Calum B (nl) wrote: An elderly spinster called Miss Marple witnesses a man strangling a woman on a passing train. When nobody believes her she investigates the crime herself. Murder She Said marked the first big-screen appearance of Agatha Christie's Miss Marple. The script by David Pursall and Jack Seddon is based on the 1957 novel "4:50 From Paddington". It's success lead to three more equally entertaining films starring Margaret Rutherford. Agatha Christie liked Rutherford as an actress but thought that she was all wrong for the part. Indeed Rutherford is nothing like the Jane Marple that Joan Hickson would portray in the highly successful BBC series of the 1980's-90's, but she is a delight to watch as she makes the part entirely her own and earned herself a legion of fans. Incedentally, Hickson appears in this film in a minor role as the miserable housekeeper Mrs Kidder. A great supporting cast includes Muriel Pavlow, Arthur Kennedy and James Robertson Justice. Charles Tingwell plays the hapless Inspector Craddock who cannot bear Miss Marple interfering and solving his cases for him, a role which in which he is featured in all the entries in this series. Another regular in the series is Stringer Davis (Rutherford's real life husband) who plays the local librarian and her closest friend Mr Stringer. Director George Pollock worked steadily as an assistant director during the forties and fifties and during that time he learned at the feet of some of Britain's most acclaimed directors such as Thorold Dickinson on Gaslight (1940) and David Lean on Brief Encounter, Great Expectations (both 1945) and Oliver Twist (1948). After directing a few trivial comedies such as Village Of Daughters (1961), Pollock had an opportunity with the Marple films to show that he was a very good director investing the films with great British humour as well as intriguing mystery making them timeless entertainment. The films resembled the quota quickies of the 1950's, but they were done with a slightly higher budget, more professionalism and better production values. In addition, Ron Goodwin's music is splendid and the harpsichord laden theme tune would become familiar as it was used in all the other entries in this series.
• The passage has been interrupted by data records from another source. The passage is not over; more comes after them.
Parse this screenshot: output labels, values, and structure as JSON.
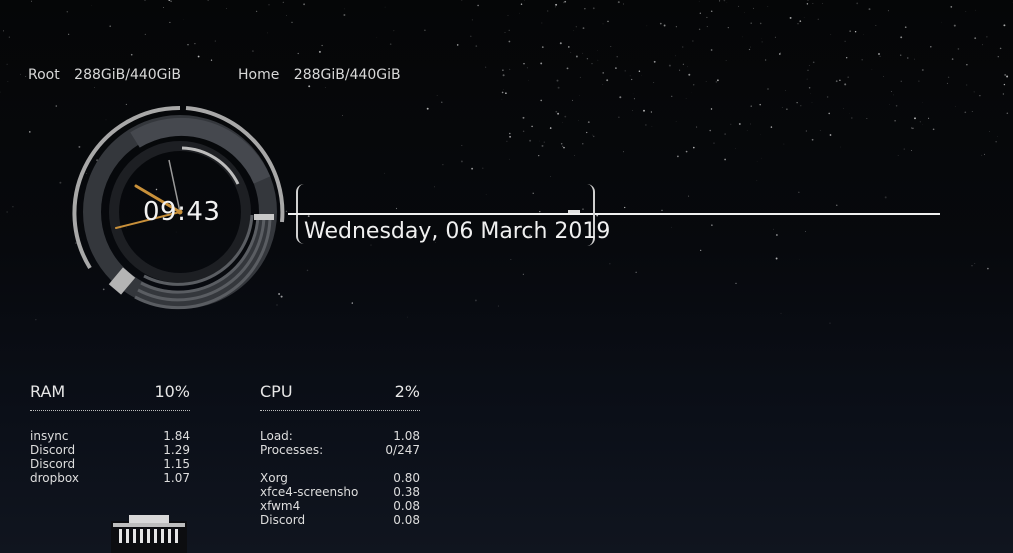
{
  "disks": {
    "root": {
      "label": "Root",
      "value": "288GiB/440GiB"
    },
    "home": {
      "label": "Home",
      "value": "288GiB/440GiB"
    }
  },
  "clock": {
    "time": "09:43"
  },
  "date": "Wednesday, 06 March 2019",
  "ram": {
    "title": "RAM",
    "percent": "10%",
    "processes": [
      {
        "name": "insync",
        "value": "1.84"
      },
      {
        "name": "Discord",
        "value": "1.29"
      },
      {
        "name": "Discord",
        "value": "1.15"
      },
      {
        "name": "dropbox",
        "value": "1.07"
      }
    ]
  },
  "cpu": {
    "title": "CPU",
    "percent": "2%",
    "load_label": "Load:",
    "load_value": "1.08",
    "processes_label": "Processes:",
    "processes_value": "0/247",
    "top": [
      {
        "name": "Xorg",
        "value": "0.80"
      },
      {
        "name": "xfce4-screensho",
        "value": "0.38"
      },
      {
        "name": "xfwm4",
        "value": "0.08"
      },
      {
        "name": "Discord",
        "value": "0.08"
      }
    ]
  },
  "colors": {
    "accent": "#c8903a",
    "ring": "#9a9a9a",
    "ring_dark": "#3a3d42",
    "text": "#e6e6e6"
  },
  "icons": {
    "building": "building-icon"
  }
}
I don't think I would be going over the top to use a well worn phrase "they don't make them like that anymore". "4:50 From Paddington" has been filmed twice subsequently. In 1987 the BBC gave us a faithful but rather stodgy version starring Joan Hickson and ITV filmed it in 2004 as part of their new series of Miss Marple whodunits starring Geraldine McEwan. But the less said about these the better. Sequels: MURDER AT THE GALLOP (1963), MURDER MOST FOUL (1964) and MURDER AHOY (produced in 1964 but released in late 1965 to space out the series).

Rick Q (gb) wrote: "i confess" has the dark tone that make many of alfred hitchcock's films so intriguing and entertaining. it may not be hitchcock's best work, but it's a damn good movie.

James H (de) wrote: Interesting and thought provoking war related drama. Fine performance from Richard Arlen. Good writing and it movies along fast and is not too long.

Felix G (fr) wrote: This very stylish film displays Marlene Dietrich in all of her exotic beauty. The story is a bit on the trashy side, as Dietrich goes from devoted wife and mother to nightclub dancer to mistress to prostitute and back again, all for the sake of keeping her child, but there is just so much to take in and enjoy that the film overcomes the potentially melodramatic material. Dietrich's "Hot Voodoo" number is a sight to see, and she just looks so sexy in a tuxedo.

Zachary R (us) wrote: Okay, worth seeing once or twice.